Sunday, March 7, 2010

Where the Wild Things Are

Where the Wild Things Are
Running Time: 94 minutes
Released: October 2009
Viewed: March 2010
Estimated amounted of movie viewed: 65%

"See, this is why I don't have children." That's what I think, and say, at the opening of this movie, when an awkwardly aged boy runs around on the screen, pegging teenagers with snowballs and crying when his snow fort gets trounced. He's angry, he's got pent up frustration about not having any playmates around, and this is some sad stuff. Every scene, except the snowball fight, looks dark and heavy. I don't know what you call this is cinematic terminology, but it's hard on my eyes and I don't like it.

I want the boy to go to Narnia or Never-Never Land, but instead, he takes off on a sailboat and goes to where the wild things are.

After very little persuasion, the monsters decide the boy will be their king.

The wild things look heavy in their gigantic bodies, but they jump and flop around as if they are light as stuffed animals. All the monsters have stupid, human, American-English names, like Douglas. Can't they just call that guy, "Doug" or "Dougie?" They wreck everything in sight, smashing these weird cocoon things that turn out to be other monsters' houses.

And they're all really sad.

Sometimes they are pissy with one another, too. There's no cohesion among the monsters. There's nothing lovely and magical about this place.

The world is quite empty.

Days go by.

There's a beach.

It turns out that the monsters deduce that the boy is not a king and doesn't have any special powers. He gets back on his sail boat and goes back to his mom's house. As he's on his way, he starts screaming and barking again. Didn't this kid learn anything? Gah! He's still the same stupid kid who cries and bites his mom! I bet he's going to bite her right now, after he hugs her.

What a boring movie! I mean, it would be one thing if there were some allegorical parallels between the real world and the monster world. And there's no action. Maybe the writers should have thought about dramatic in there, like maybe someone could have lost a limb or something.

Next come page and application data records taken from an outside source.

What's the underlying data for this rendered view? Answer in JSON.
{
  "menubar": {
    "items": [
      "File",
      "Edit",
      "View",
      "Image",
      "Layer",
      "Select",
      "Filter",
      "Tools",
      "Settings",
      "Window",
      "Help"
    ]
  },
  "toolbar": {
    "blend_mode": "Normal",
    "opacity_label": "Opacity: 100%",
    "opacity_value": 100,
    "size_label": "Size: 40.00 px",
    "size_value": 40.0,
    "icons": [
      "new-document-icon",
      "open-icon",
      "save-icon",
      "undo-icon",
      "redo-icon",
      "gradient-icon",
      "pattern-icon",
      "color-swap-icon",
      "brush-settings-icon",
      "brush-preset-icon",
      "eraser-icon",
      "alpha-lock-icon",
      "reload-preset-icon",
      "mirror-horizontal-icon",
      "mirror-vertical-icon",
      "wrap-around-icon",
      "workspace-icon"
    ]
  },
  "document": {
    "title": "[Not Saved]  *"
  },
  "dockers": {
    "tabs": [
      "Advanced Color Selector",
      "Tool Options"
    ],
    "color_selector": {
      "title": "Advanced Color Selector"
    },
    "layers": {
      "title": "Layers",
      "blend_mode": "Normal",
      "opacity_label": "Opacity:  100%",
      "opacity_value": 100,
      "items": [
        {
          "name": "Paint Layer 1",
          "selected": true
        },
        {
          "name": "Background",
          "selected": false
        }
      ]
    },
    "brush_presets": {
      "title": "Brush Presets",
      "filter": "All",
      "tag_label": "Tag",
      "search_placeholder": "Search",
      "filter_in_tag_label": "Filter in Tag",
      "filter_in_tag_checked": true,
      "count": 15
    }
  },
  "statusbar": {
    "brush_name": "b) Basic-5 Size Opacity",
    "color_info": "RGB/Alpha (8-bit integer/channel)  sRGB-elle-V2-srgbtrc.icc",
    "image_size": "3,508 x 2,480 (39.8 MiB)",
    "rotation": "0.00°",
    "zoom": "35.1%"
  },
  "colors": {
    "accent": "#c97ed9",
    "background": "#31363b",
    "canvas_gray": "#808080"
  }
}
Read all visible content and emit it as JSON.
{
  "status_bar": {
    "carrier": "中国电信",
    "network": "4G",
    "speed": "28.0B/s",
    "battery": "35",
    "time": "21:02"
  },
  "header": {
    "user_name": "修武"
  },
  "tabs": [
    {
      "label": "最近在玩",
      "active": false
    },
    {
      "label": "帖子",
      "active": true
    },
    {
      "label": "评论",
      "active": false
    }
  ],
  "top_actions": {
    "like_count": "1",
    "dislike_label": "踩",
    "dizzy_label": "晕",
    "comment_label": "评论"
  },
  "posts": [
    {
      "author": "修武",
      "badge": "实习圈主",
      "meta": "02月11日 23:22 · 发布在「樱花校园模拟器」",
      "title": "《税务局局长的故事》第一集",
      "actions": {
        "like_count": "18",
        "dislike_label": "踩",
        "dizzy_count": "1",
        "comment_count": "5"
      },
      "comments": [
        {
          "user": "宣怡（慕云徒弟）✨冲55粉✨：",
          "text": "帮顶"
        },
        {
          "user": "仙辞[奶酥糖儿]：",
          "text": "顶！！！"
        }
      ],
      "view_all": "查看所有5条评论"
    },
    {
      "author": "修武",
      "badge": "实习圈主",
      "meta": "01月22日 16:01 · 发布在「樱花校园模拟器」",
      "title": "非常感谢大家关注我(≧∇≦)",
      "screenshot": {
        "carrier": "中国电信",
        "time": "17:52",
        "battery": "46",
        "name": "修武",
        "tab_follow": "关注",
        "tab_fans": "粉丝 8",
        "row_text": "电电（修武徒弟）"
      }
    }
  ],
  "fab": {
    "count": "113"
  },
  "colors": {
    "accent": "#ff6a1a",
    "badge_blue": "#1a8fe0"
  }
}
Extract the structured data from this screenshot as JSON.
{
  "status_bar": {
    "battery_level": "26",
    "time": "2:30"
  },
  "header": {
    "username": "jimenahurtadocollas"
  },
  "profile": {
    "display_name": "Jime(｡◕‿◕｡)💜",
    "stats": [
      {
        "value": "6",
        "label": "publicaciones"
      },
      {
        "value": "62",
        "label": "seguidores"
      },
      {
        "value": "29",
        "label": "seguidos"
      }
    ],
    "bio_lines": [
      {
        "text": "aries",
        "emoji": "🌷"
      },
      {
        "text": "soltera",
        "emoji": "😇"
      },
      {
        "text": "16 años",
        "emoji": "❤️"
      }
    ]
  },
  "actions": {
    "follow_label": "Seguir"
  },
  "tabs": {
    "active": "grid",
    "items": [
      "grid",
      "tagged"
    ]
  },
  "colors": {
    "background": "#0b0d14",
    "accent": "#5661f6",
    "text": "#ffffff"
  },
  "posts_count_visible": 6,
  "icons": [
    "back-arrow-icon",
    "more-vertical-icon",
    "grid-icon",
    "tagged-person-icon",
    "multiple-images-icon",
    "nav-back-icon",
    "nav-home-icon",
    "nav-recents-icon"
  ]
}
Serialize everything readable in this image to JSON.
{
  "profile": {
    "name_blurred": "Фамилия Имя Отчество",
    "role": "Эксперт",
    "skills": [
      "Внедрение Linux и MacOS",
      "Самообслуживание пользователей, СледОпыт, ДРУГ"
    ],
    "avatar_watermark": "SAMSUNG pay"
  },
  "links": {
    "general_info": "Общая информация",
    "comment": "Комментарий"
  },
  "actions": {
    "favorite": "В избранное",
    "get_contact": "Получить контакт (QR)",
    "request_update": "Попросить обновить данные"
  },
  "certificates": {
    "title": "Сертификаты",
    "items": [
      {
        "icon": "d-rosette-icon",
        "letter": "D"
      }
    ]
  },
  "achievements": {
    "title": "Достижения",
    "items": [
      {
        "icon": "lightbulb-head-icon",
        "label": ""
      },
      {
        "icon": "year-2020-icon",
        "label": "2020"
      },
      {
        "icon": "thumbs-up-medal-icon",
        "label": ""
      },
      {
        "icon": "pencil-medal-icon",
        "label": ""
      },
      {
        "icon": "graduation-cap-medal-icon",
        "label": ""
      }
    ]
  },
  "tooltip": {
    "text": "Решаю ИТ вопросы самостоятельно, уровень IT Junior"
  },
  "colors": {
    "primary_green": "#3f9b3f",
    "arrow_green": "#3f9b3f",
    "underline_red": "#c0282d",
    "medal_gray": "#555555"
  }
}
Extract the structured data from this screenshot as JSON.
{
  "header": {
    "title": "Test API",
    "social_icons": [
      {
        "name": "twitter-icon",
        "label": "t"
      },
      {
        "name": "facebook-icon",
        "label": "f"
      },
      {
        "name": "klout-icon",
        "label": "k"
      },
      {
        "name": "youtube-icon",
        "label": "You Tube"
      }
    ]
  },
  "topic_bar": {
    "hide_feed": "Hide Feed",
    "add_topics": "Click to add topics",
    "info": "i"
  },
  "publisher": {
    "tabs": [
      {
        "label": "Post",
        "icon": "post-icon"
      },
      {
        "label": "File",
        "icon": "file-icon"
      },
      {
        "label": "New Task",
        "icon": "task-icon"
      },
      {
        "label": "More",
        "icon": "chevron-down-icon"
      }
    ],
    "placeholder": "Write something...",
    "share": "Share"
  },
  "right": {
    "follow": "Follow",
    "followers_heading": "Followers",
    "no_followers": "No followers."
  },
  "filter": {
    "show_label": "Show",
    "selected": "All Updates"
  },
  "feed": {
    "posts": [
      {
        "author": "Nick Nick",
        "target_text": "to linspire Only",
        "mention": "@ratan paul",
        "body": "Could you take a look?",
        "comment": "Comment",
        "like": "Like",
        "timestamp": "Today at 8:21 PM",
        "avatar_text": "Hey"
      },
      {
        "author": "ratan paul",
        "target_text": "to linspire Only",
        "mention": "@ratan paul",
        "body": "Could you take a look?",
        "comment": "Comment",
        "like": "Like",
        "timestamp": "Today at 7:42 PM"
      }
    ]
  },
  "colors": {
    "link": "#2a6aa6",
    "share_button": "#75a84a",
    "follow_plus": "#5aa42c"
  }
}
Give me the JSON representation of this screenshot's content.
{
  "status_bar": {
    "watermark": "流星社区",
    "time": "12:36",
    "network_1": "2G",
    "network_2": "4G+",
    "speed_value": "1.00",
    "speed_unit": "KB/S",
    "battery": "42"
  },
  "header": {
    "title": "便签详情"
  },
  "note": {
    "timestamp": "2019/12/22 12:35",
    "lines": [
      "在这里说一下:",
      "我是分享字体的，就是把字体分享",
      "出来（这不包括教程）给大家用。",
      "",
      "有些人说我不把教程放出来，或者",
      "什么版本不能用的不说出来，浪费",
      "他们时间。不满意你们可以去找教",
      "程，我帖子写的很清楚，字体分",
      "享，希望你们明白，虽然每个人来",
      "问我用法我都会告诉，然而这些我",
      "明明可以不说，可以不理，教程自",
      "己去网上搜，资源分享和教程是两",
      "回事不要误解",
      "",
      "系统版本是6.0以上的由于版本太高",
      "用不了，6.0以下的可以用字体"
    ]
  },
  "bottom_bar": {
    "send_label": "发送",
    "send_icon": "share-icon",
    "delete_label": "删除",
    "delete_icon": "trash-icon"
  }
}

  1. You're going to be a great aunt.

  2. Way to write a good review of a terrible movie. I base my judgement of the flick on a total of 25 minutes of viewing time, which was all I could take.

  3. By the way, I watched all of this finally and I have to tell you that someone does indeed lose a limb.